This month we are celebrating the return of Plastic Free July in East Sussex. A global movement launched in 2011 to encourage people to become more aware of their plastic use and create a cleaner, healthier world as a result.
Tackling plastic waste is an important part of the solution to the climate and biodiversity crisis. Plastic production and burning plastic produces harmful greenhouse gases that contribute to climate change. If plastic production continues at current levels, it’s estimated that these emissions will jeopardize attempts to keep global temperature rise below 1.5°C.
In support of Plastic Free July in East Sussex, we’ve produced some simple tips that can help reduce your plastic use over time.
Bring your own cup
Most disposable coffee cups are lined with plastic to make them waterproof. Britain uses a whooping 2.5 billion disposable coffee cups a year with only 1 in 400 being recycled. They spill out of litter bins and most end up in landfill producing an estimated annual carbon footprint equivalent to over 152,000 tonnes of carbon dioxide.

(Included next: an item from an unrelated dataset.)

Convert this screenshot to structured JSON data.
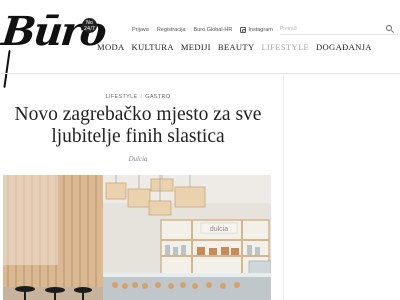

An easy swap is to purchase your own reusable cup. Pop it in your bag for the next time you buy a tea or coffee. Most coffee shops will be happy to fill your personal reusable cup.
Memorial bubble releases
Balloon releases are a loving way to pay homage to our lost loved ones, but many people unaware of the impact their loving sentiments have on our environment. It can take anywhere between 6 months and 6 years before biodegradable balloons start to degrade, and Polyurethane balloons take about 450 years to decompose. There is also the impact on wildlife, ingesting balloons can cause death by blocking the digestive and/or respiratory tract.
An alternative to a balloon release and just as breath-taking, is to release thousands of bubbles. All you need for a good safe bubble mix is water, washing up liquid and glycerine.
Ditch the clingfilm
Clingfilm is an essential item in most homes, helping contribute to reducing food waste. Yet, it is difficult to recycle. An estimated 1.2 billion meters of clingfilm end up in landfill each year in the UK.
Choose beeswax, or silicone wraps as an alternative to wrap leftover food in. An added bonus is they are gorgeous, with so many beautiful designs on offer. Another great solution is the upside-down bowl over a plate of food, great if you are on a budget.
Choose sustainable toys
Did you know that 90% of the toys on the market are made from plastic? Despite this, the British Toy and Hobby Association promote environmental sustainability and supports big named brands to increase sustainable toy production.
There are two approaches to take with toys, when purchasing new, opt for sustainable wood alternatives. You can also swap felt tips for wooden or 100% beeswax crayons. As for the plastic toys, shop preloved, you can find most toys second-hand in great condition. At the end of the day, most children do not care if the toy is new or old, they just want to play.
Let’s talk liquid soap
Liquid soap packaging makes up a proportion of the 13 billion plastic bottles the UK gets through every year.
Did you know you can reuse most soap pumps and bottles? Many brands now offer refill options on the shelf as an alternative to buying the whole bottle. If you’re feeling adventurous, why not ditch the soap pump altogether and opt for natural soap bars? They come with less packaging and last longer making them much more cost effective too.
Plastic is a popular and versatile material, and we use a lot of it in the UK and worldwide. Reusing and recycling plastic as many times as possible can reduce our need to create new plastic.
We all know how important it is, but it’s not always easy to find out what you can and cannot recycle. Each district has its own set of rules determined by the local recycling facilities. Recycle now has a great recycling tool to help guide you on what you can recycle in your area, all you need to do is pop in your postcode.
Let’s go Soap nuts
Popular laundry detergent pods are wrapped in PVA that is designed to dissolve, but it doesn’t disappear. Instead, you are left with microplastics that enter the oceans and the food chain, in fact, they have been found everywhere.
An eco-friendly alternative to laundry detergents is Soap nuts. Soap nuts are a natural laundry detergent that grows on trees. They wash, clean, take away odour, take away some stains and can be used alongside white vinegar as a fabric softener, with no microplastic in sight.
The task of reducing our everyday plastic consumption can seem an enormous task. Reducing the amount of single-use plastic in your life is a journey and not something most can do overnight. With the help of Plastic Free July, making change, one small step at a time goes a very long way in the end.
You can find out how the late Claire Sumners went plastic-free and began Seaford’s status as a plastic-free town. You can also visit the East Sussex County Council Climate Action page on the ESCC website to find out what we are doing to tackle climate change in East Sussex.